◆ **Task statement**
Search the records below for "swap" and copy every line it turns up in.

◆ ◆ ◆ ◆ ◆ ◆ ◆

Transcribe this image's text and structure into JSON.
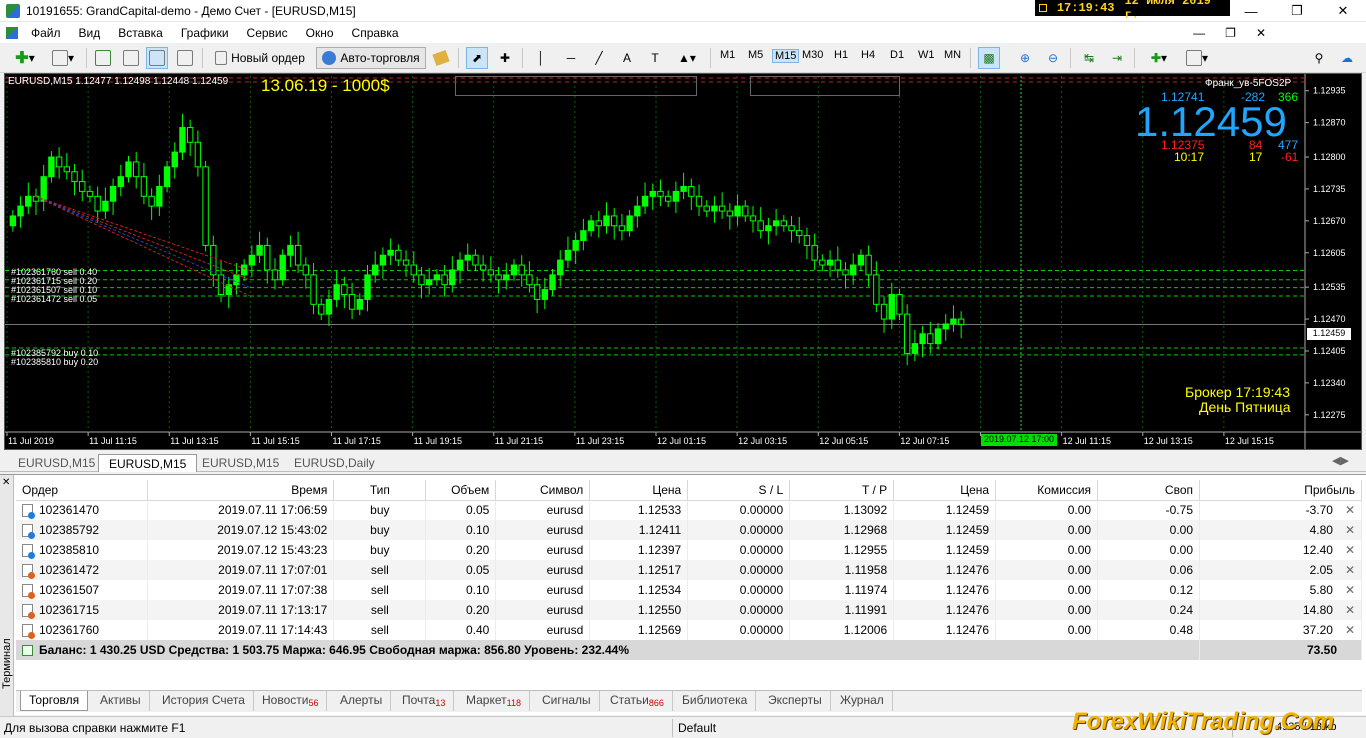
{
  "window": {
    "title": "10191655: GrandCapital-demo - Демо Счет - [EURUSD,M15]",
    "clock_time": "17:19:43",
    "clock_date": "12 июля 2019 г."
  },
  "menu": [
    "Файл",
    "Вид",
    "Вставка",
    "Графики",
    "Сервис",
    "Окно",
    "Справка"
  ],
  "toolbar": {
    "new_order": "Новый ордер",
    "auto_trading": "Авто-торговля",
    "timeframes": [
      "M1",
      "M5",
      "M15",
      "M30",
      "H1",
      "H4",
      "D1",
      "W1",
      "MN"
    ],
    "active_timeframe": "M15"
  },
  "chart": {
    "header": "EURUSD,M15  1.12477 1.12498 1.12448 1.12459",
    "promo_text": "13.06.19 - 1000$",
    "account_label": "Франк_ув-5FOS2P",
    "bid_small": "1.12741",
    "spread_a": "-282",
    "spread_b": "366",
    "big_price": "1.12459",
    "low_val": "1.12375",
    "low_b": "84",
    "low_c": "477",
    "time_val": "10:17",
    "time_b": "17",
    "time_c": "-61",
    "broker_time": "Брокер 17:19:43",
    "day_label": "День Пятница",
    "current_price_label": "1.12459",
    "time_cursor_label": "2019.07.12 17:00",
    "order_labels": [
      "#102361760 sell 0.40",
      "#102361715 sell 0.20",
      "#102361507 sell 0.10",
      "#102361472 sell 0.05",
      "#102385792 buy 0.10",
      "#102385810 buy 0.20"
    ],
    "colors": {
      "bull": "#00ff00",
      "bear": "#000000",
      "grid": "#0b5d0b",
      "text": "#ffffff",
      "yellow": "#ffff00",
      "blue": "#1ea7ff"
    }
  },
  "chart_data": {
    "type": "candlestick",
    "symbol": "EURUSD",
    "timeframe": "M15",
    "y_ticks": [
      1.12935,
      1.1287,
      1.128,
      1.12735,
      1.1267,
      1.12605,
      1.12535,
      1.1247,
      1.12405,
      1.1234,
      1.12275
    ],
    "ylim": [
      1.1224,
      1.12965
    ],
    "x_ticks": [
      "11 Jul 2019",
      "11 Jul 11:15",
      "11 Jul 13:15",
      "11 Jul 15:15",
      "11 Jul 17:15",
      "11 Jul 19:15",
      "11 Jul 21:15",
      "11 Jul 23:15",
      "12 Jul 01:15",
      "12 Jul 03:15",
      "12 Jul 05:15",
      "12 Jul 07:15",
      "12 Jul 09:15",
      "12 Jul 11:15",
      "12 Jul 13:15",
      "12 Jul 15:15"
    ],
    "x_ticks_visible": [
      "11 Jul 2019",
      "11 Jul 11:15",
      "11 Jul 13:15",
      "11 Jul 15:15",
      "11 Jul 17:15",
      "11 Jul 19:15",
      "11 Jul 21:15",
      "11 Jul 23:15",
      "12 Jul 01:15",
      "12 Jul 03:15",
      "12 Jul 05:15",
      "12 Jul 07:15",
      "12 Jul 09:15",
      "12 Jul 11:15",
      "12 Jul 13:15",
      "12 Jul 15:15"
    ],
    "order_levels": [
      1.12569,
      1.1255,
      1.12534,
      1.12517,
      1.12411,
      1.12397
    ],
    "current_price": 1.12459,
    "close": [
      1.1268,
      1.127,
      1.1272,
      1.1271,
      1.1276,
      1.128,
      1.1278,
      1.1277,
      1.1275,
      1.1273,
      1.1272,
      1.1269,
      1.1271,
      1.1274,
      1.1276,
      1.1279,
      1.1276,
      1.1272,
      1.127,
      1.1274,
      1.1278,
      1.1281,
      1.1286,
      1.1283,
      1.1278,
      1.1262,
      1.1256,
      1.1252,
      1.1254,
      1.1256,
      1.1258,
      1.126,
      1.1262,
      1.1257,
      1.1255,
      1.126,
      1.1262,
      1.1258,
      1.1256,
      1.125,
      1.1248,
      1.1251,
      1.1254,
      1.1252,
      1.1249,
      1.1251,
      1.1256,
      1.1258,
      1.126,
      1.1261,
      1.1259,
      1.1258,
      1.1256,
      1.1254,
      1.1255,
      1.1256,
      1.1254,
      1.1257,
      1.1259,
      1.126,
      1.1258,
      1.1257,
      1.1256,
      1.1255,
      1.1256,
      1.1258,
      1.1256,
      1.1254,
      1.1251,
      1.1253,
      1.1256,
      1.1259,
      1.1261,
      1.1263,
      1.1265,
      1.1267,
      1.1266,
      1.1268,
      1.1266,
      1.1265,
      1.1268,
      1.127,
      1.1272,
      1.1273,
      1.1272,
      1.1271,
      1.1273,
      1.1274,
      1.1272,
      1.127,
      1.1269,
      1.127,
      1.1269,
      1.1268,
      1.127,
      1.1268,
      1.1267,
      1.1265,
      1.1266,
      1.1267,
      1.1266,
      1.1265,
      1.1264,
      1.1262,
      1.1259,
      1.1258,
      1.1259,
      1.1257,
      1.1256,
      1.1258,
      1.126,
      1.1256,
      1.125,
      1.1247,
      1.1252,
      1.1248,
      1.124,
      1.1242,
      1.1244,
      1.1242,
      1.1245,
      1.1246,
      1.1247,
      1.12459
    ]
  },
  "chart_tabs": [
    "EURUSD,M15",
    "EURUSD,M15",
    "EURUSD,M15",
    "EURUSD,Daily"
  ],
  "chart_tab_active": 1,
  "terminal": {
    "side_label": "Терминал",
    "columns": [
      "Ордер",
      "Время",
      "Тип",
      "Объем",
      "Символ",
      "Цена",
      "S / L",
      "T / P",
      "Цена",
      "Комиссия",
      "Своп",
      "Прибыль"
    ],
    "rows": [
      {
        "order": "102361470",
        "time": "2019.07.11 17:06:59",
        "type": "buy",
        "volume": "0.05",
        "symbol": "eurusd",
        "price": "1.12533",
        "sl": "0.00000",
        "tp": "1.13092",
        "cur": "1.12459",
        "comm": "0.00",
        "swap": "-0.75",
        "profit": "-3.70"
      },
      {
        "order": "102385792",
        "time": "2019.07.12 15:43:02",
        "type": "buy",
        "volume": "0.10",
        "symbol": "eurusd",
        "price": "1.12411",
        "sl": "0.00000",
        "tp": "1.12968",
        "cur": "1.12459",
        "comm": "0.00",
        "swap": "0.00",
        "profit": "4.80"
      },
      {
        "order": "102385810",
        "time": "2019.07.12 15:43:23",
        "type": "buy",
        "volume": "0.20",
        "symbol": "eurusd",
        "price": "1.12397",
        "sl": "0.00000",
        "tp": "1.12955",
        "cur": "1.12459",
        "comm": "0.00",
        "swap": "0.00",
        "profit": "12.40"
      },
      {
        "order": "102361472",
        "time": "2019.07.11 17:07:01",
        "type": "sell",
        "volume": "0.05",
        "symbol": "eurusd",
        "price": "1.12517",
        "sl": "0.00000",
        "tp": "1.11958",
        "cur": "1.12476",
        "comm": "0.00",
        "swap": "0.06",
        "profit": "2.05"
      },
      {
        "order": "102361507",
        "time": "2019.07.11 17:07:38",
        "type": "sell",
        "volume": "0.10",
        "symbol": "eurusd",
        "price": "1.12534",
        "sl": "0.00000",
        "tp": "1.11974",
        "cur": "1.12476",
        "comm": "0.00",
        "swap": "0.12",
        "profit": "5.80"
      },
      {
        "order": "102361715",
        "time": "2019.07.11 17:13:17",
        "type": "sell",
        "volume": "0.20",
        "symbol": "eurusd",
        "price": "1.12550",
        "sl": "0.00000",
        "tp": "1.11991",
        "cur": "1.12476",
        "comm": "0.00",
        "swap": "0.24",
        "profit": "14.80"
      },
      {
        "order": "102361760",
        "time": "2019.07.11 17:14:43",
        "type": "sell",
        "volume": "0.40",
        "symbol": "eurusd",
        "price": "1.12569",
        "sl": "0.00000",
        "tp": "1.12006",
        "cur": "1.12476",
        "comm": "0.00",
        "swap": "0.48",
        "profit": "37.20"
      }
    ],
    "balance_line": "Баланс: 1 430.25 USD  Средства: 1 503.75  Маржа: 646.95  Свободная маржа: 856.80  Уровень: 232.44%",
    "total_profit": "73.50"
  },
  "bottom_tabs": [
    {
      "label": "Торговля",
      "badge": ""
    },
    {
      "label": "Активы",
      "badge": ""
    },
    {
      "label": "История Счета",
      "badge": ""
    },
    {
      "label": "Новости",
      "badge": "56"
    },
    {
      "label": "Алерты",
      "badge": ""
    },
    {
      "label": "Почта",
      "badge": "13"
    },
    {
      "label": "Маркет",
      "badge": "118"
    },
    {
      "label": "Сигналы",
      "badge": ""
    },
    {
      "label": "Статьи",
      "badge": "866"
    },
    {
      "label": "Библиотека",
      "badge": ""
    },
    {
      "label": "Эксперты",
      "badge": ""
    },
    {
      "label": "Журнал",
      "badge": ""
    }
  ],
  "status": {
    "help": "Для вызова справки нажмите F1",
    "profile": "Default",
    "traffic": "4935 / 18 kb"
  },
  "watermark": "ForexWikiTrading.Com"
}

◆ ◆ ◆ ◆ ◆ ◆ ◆

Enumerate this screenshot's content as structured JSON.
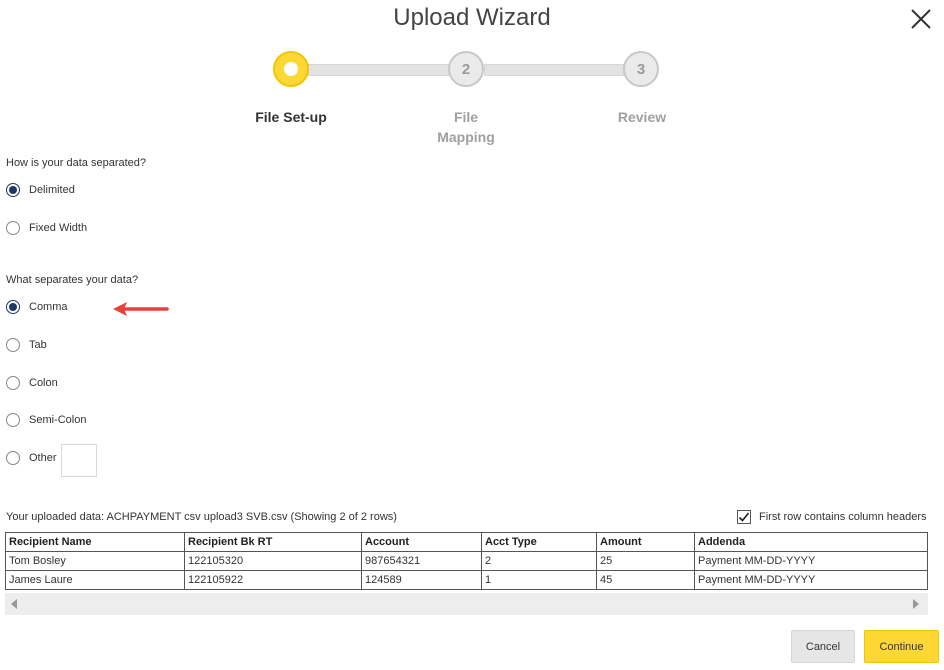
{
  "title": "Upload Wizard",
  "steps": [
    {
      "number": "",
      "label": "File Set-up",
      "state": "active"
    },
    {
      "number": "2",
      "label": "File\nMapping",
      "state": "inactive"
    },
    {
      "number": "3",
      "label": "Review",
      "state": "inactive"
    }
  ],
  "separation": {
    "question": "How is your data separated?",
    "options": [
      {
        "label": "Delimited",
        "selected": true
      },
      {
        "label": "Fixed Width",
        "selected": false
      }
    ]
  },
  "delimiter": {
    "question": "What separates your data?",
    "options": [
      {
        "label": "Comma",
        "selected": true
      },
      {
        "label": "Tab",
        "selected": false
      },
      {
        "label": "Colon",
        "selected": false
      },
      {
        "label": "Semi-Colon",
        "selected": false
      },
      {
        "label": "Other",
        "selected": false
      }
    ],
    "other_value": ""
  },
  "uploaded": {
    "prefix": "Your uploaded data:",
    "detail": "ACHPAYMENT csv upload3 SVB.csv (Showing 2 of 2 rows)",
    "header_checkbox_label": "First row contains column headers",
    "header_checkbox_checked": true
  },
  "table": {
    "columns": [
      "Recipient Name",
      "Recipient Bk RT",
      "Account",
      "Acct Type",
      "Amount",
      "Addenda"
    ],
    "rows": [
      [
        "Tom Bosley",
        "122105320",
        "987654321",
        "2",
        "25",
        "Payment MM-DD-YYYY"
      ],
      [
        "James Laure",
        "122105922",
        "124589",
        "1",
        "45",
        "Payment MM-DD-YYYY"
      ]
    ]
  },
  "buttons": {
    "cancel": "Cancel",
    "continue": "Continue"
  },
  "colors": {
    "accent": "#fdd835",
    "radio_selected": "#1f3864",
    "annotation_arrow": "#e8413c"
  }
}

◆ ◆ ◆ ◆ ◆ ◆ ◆

◆ **Problem solution**
        "swap": "-0.75",
        "swap": "0.00",
        "swap": "0.00",
        "swap": "0.06",
        "swap": "0.12",
        "swap": "0.24",
        "swap": "0.48",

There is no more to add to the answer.